Proof of the Other Driver's Fault
If you are making a claim against the other driver or their insurance company, make sure the other driver was at fault for the accident. As long as it's obvious that the other driver caused the accident, and their insurance company has accepted liability, it should be easier to proceed with your claim without an attorney.
However, if there's a dispute about who is at fault, or if the other driver makes a counter-claim, you should seek advice from an experienced attorney to evaluate your case. You don't want to proceed with your claim against the other driver or his or her insurance company until you are sure that the other driver was at fault.
Calculation of Your Pain and Suffering

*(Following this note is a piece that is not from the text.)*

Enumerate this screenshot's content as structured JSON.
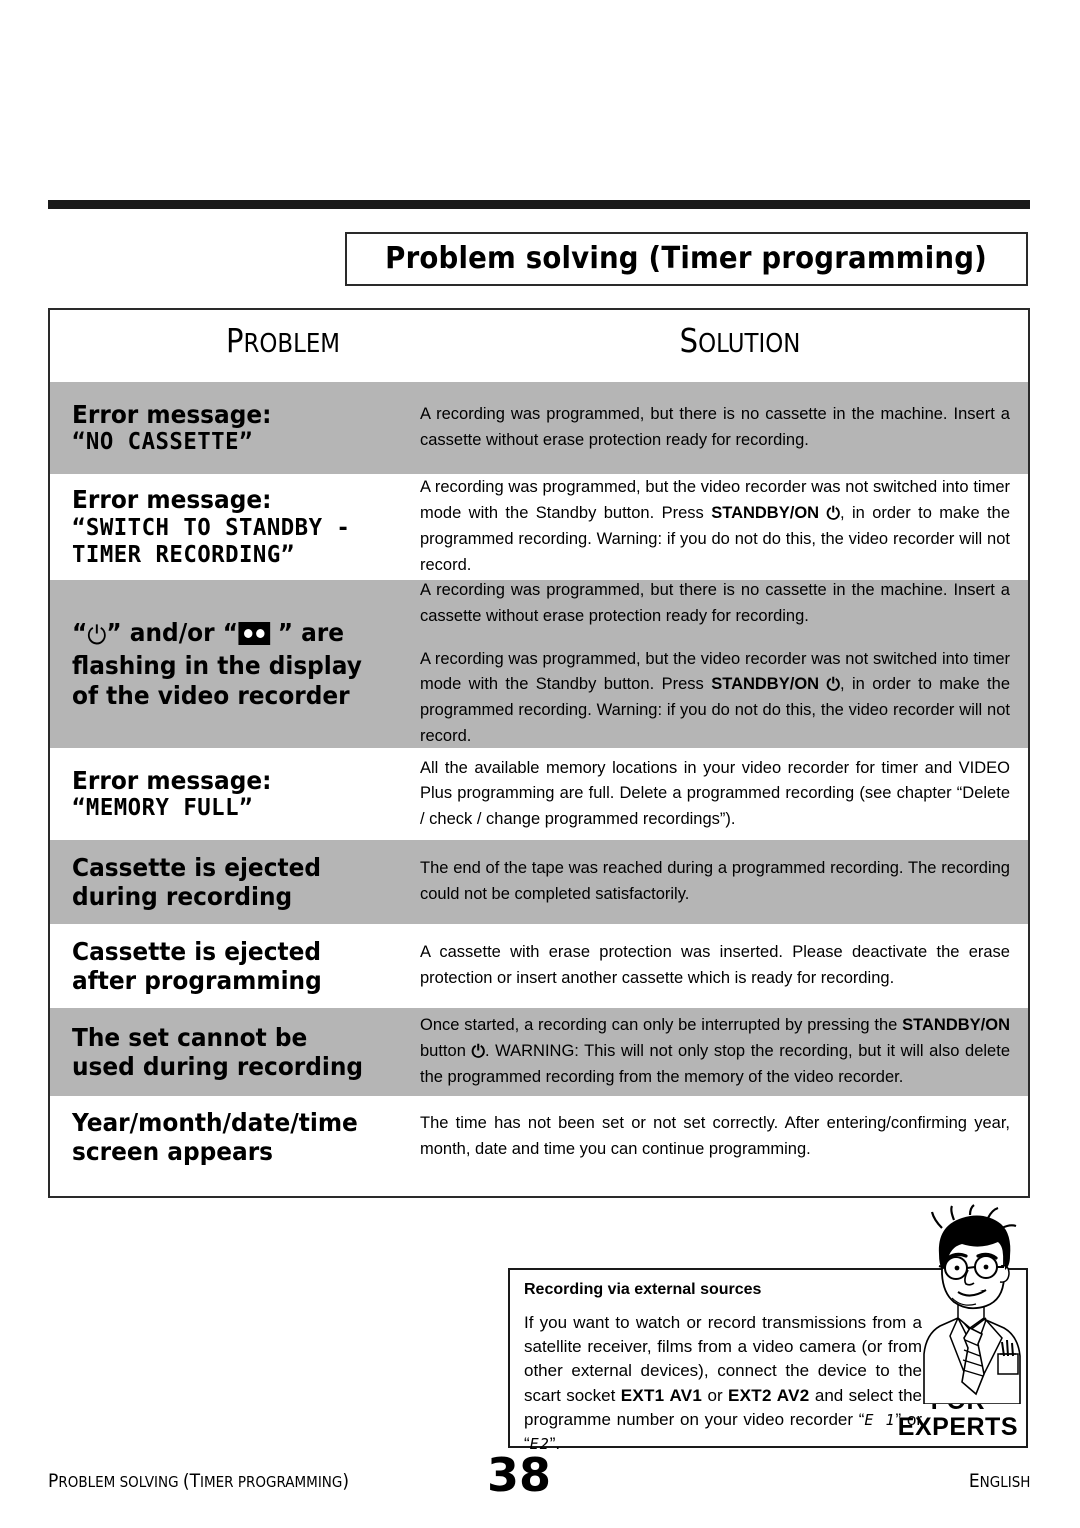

You need to state a specific amount of pain and suffering damages, even though there's no set equation to calculate this type of damages. Some lawyers use the "multiplier" method to calculate pain and suffering damages. If you're unable to come up with a specific value of your pain and suffering damages, you should contact a personal injury lawyer; personal injury lawyers are trained to use their professional knowledge and experience to calculate a maximized amount of damages you suffered.
Making a Pain and Suffering Claim on Your Own
In order to make a pain and suffering claim, you will need to send the insurance company a demand letter, which is a summary of your claim and damages. In your demand letter, you should discuss your pain and suffering damages, supported by relevant documents and evidence.
To prove pain and suffering, you must have evidence supporting your claim. You should obtain medical records and any police reports yourself. If you let the insurance company obtain those documents for you, you are letting them control which documents to consider. The following documents, if available, should be attached to your demand letter:
- Medical records, bills, and receipts
- Doctor's note
- Police report
- Witness statements
- Photos of injuries
Statement on Your Pain and Suffering
In your demand letter, you need to state how you came up with the value of your pain and suffering damages. You can do this by explaining how your pain and suffering impacted your daily activities since the car accident. Consider the following factors in your discussion of pain and suffering:
- severity of your injury
- location and nature of any scarring or disfigurement
- recovery time needed
- potential for ongoing consequences
- amount claimed in special damages
- socio-economic factors
- your state's damages cap (if there is one)
Get Professional Legal Help With Your Pain and Suffering Claim
You should carefully consider the above factors when deciding whether to proceed with or without legal representation. Although you may think you can save attorney fees by handling the case on your own, an experienced personal injury lawyer will likely be able to maximize the amount of damages you can recover. Get started today and contact an experienced injury law attorney near you.
You Don’t Have To Solve This on Your Own – Get a Lawyer’s Help
Meeting with a lawyer can help you understand your options and how to best protect your rights. Visit our attorney directory to find a lawyer near you who can help.
Contact a qualified auto accident attorney to make sure your rights are protected.